Top of Data for processing

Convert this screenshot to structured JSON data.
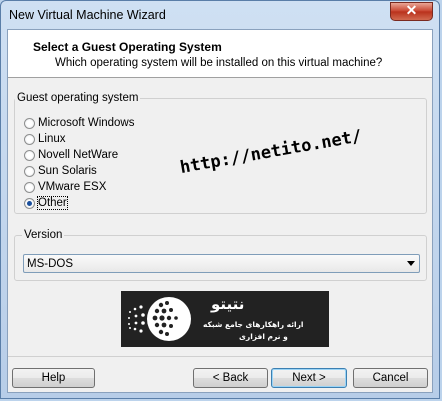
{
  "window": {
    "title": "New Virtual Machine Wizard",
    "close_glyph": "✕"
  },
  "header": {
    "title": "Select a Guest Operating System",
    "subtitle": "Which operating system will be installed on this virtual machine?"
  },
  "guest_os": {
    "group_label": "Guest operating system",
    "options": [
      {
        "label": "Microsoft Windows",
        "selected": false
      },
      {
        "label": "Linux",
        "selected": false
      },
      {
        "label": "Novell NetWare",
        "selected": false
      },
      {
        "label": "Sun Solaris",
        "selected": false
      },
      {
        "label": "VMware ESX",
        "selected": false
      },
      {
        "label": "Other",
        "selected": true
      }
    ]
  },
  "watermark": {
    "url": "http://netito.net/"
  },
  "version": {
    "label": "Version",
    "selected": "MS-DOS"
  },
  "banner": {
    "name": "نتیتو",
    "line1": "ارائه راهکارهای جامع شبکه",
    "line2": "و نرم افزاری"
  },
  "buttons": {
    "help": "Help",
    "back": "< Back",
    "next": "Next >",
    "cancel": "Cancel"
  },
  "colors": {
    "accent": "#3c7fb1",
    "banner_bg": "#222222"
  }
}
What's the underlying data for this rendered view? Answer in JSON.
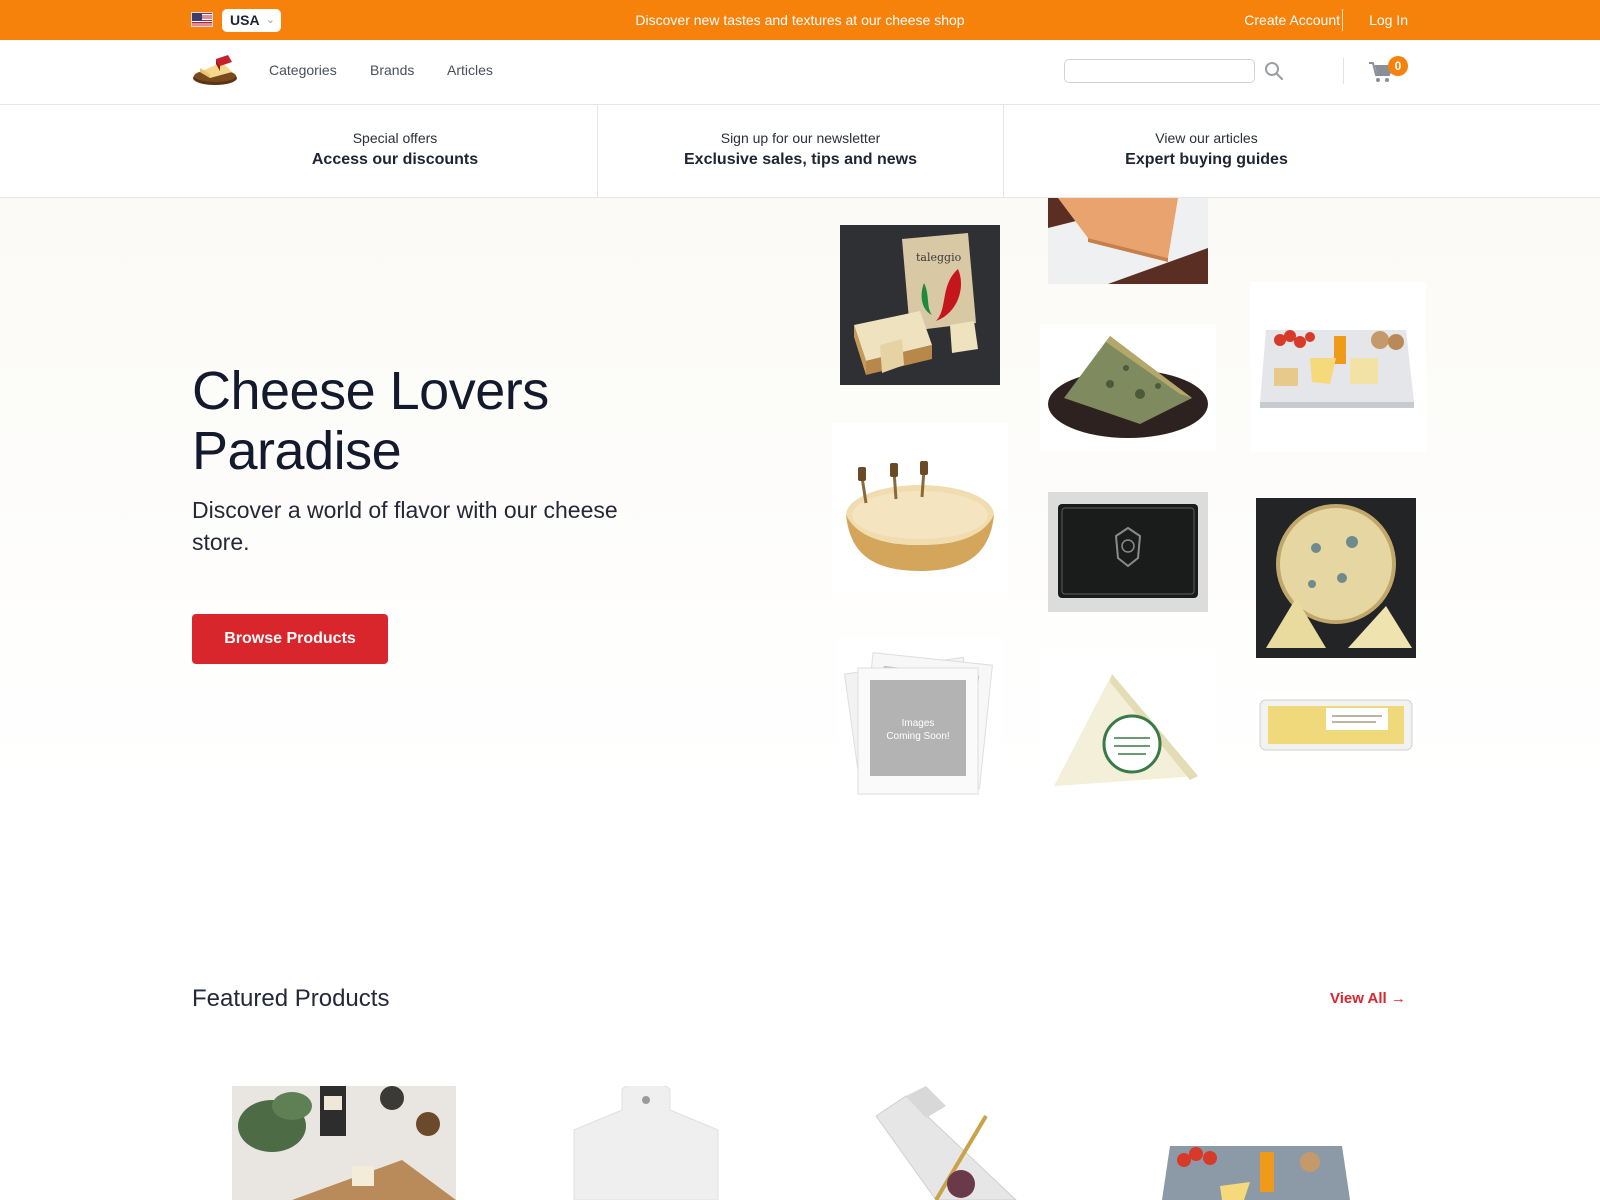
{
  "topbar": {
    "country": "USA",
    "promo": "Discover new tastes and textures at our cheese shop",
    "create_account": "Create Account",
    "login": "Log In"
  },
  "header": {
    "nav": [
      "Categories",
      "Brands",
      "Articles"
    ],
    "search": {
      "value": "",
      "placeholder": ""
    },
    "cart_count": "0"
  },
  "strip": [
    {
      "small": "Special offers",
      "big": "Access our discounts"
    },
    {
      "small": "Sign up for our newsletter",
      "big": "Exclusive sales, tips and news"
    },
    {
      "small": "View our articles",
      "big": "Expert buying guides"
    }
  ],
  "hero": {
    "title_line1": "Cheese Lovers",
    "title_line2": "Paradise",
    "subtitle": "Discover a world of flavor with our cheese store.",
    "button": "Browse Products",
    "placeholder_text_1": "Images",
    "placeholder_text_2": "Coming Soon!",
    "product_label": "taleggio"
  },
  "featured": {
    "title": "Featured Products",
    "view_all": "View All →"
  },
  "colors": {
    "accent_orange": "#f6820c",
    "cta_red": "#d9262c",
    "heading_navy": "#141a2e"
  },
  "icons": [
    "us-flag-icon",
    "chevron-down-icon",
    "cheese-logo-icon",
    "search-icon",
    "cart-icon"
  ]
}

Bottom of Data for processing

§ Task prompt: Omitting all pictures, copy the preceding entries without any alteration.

§ Answer to this exercise:
Convert this screenshot to structured JSON data.
{
  "window": {
    "title": "New Virtual Machine Wizard",
    "close_glyph": "✕"
  },
  "header": {
    "title": "Select a Guest Operating System",
    "subtitle": "Which operating system will be installed on this virtual machine?"
  },
  "guest_os": {
    "group_label": "Guest operating system",
    "options": [
      {
        "label": "Microsoft Windows",
        "selected": false
      },
      {
        "label": "Linux",
        "selected": false
      },
      {
        "label": "Novell NetWare",
        "selected": false
      },
      {
        "label": "Sun Solaris",
        "selected": false
      },
      {
        "label": "VMware ESX",
        "selected": false
      },
      {
        "label": "Other",
        "selected": true
      }
    ]
  },
  "watermark": {
    "url": "http://netito.net/"
  },
  "version": {
    "label": "Version",
    "selected": "MS-DOS"
  },
  "banner": {
    "name": "نتیتو",
    "line1": "ارائه راهکارهای جامع شبکه",
    "line2": "و نرم افزاری"
  },
  "buttons": {
    "help": "Help",
    "back": "< Back",
    "next": "Next >",
    "cancel": "Cancel"
  },
  "colors": {
    "accent": "#3c7fb1",
    "banner_bg": "#222222"
  }
}
What's the underlying data for this rendered view? Answer in JSON.
{
  "topbar": {
    "country": "USA",
    "promo": "Discover new tastes and textures at our cheese shop",
    "create_account": "Create Account",
    "login": "Log In"
  },
  "header": {
    "nav": [
      "Categories",
      "Brands",
      "Articles"
    ],
    "search": {
      "value": "",
      "placeholder": ""
    },
    "cart_count": "0"
  },
  "strip": [
    {
      "small": "Special offers",
      "big": "Access our discounts"
    },
    {
      "small": "Sign up for our newsletter",
      "big": "Exclusive sales, tips and news"
    },
    {
      "small": "View our articles",
      "big": "Expert buying guides"
    }
  ],
  "hero": {
    "title_line1": "Cheese Lovers",
    "title_line2": "Paradise",
    "subtitle": "Discover a world of flavor with our cheese store.",
    "button": "Browse Products",
    "placeholder_text_1": "Images",
    "placeholder_text_2": "Coming Soon!",
    "product_label": "taleggio"
  },
  "featured": {
    "title": "Featured Products",
    "view_all": "View All →"
  },
  "colors": {
    "accent_orange": "#f6820c",
    "cta_red": "#d9262c",
    "heading_navy": "#141a2e"
  },
  "icons": [
    "us-flag-icon",
    "chevron-down-icon",
    "cheese-logo-icon",
    "search-icon",
    "cart-icon"
  ]
}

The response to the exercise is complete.